Great White (Doesn’t) Spook Slater at Lowers!

Great White breaches in front of champ. He keeps surfing.

It’s been almost a while since our last shark fright in SoCal.

For a minute there, it felt like we might have a legitimate issue on our hands. Like we were gonna be the next Ballina or Reunion or lesser-known-but-equally-as-potent sharkbite hub, Maui. Luckily our whites are small and seem mostly non-aggressive, unless you’re a bather who decides to dance with a blood-spurting seal. (Is that really what happened, or are the fine people of San Clemente just victim-shaming?) Anyways.

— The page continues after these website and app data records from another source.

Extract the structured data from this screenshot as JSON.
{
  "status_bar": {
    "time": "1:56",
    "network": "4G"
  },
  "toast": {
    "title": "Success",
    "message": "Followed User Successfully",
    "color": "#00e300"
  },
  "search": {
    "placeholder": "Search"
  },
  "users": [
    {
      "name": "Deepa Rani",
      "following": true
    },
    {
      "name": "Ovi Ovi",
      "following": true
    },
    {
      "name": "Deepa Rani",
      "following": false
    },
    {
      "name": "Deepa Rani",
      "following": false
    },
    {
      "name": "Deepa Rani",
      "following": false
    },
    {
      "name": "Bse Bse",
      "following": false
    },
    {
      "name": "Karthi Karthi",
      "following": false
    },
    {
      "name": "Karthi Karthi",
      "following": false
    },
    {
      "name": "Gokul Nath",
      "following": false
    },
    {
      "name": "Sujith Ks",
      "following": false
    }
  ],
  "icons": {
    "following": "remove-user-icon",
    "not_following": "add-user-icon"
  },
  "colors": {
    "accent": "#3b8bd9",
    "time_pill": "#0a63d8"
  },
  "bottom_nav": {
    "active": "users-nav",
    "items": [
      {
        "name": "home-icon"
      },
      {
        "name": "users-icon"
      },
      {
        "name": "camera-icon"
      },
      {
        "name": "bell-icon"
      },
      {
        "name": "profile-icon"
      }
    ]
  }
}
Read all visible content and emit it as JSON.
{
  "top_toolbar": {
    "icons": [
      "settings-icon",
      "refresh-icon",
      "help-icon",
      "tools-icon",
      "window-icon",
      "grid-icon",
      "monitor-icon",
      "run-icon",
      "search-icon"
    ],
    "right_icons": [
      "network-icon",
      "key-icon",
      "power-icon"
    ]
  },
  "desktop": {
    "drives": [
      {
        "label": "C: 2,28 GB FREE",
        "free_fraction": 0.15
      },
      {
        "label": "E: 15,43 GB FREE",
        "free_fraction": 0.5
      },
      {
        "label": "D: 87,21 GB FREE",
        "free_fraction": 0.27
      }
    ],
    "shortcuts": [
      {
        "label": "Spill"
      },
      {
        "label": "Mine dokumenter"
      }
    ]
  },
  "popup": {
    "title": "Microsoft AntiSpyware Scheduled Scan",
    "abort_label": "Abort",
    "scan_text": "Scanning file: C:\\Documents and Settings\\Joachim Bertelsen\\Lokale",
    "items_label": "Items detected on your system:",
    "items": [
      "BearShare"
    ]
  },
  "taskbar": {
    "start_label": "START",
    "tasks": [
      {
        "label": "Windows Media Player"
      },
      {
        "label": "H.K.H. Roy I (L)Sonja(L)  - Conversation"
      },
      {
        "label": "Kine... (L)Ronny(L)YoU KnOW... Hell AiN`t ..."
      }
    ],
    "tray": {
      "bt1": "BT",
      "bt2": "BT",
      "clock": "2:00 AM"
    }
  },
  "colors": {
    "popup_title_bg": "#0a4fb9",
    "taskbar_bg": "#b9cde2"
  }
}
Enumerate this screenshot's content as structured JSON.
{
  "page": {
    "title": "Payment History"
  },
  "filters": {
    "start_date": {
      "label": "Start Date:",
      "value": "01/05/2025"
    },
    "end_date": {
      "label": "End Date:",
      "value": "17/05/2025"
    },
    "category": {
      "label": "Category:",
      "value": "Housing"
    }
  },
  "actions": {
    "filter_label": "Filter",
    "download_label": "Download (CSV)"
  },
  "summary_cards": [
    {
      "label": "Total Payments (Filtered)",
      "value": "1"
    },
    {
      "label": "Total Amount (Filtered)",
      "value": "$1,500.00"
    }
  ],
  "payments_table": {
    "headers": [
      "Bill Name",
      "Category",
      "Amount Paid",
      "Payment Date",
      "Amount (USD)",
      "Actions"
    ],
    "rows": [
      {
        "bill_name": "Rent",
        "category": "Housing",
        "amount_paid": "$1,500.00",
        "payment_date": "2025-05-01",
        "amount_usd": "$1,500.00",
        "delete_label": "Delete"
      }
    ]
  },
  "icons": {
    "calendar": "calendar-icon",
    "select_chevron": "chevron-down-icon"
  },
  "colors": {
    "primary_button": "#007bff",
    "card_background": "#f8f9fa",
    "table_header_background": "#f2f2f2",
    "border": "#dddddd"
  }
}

According to recent reports, the sharks are still around, so any sense of surf-zone confidence is nothing more than ignorance disguised as bliss. None know this better than Robert Kelly Slater, who spent last evening frolicking close to a prehistoric beast. He said:

Do you think it was necessary, though, to add, “There were six people out and I think four of us saw it jump. Caught a couple more waves” *shaka*? Or was that a bit much?

Not one to claim his dick without swinging it, Slater dove deep into Lower’s camera rewind to find this blurry splashing out the back (This should be a video, but there’s no way (to my knowledge) to link an Instagram story. Imagine a small portion of the blue screen turning white for a brief moment, and you have the essence of the clip.)

Proof? Sure. But did you really doubt him in the first place? Did anyone? Kelly seems a little paranoid about his public persona, but maybe that’s a natural response to surf sites and their overzealous commenters psychoanalyzing his every move.

So, does this recent shark sighting make you feel anything? Has the fear risen from your toes, taken a quick pitstop to constrict the testicles, before continuing to erect every follicle across your hide? Or do you not give a fuck whatsoever?

I’m leaving for Costa tomorrow so leaning toward the latter.